The educational system in Nigeria has many of the same issues as India. Economic and social divides mean that poor students and those in rural areas do not have the same educational prospects as those from wealthier urbanized families. English is the official language and is used in business, entertainment, and is the dominant language in education; especially in higher education. However, a renewed look at how students learn is resulting in a discussion about students learning better when being taught in their native languages. This is resulting in policy discussions similar to India, where local languages are being seen as a link to better understanding and education.
Multilingualism In South Africa
South Africa has 35 indigenous languages of which 10 are considered official languages. English is the 11th and primary official language when it comes to governmental participation. English is only the 4th most common language in the country, spoken by just under 10% of the population; however it is the dominant language in government and media. Zulu, Xhosa, and Afrikaans are the three most spoken languages.
The History Of English As A Second Language In South Africa
The original colonizers of South Africa were Dutch, and eventually their language became Afrikaans. However in the 1800’s, the British took control of the area and proclaimed English as a national language. The history of the languages of South Africa is the story of colonization, slavery, apartheid, oppression, and the struggles of its people.
South African English is a variety of English spoken in the area, and it has closer ties to British English than a nativized counterpart like Nigerian English.
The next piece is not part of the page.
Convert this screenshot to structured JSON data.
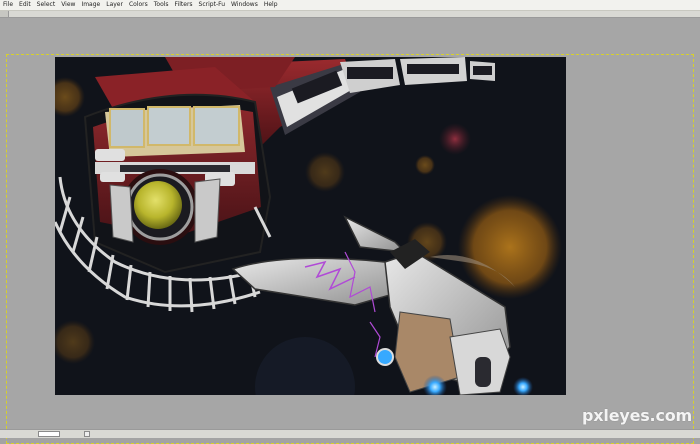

This variety has its own sub varieties that, much like the history of the nation itself, is divided along class and racial lines.
Multilingual Education In South Africa
In South African schools, English is the preferred and primary language. This has been influenced heavily by parents and public perception that an English focused education is superior. Much like in the discussions for the previous countries, there is an abundance of policymakers looking at the research and understanding that education that starts in a student’s home language provides greater understanding and results.
Multilingual education is also increasing in popularity in higher education as well. Knowing that students need to be able to move into the world and communicate with people who do not speak English in their communities, as well as using the same research about students connecting with material in their home language, universities are encouraging this continued cultural connection.
Encore!!! And Multilingual Education
The Encore!!! app operates in much the same way as the educational plans that these countries are looking towards. When you are learning and relating via your home (L1) language, you can much easier learn a second (L2) language. As our world becomes more connected, the ability to be multilingual will become more and more important.
While English is currently a dominant language in trade and international politics, other languages are starting to increase in power as well. Learning to communicate in more languages will help everyone participate in the global economy. At the same time, Encore can also help people to learn regional languages and communicate with people who do not speak English as fluently or even just allow people to connect with their own cultures better.
Multilingual education is increasing around the world. In many countries that were once English colonies, this means developing a better relationship with native languages as well as increasing education in English. Research shows that the connection between the two is strong, and focusing on a monolingual education in a place with diverse languages has more negative effects than positive.
Many of these lessons are also applicable in the United States and Canada too. Pressures for immigrants to shed their native languages, and ESL classes that focus on only teaching English do not properly connect with students. Connecting with our cultures and home languages can help keep indigeonous languages alive, while also helping us to communicate with more people.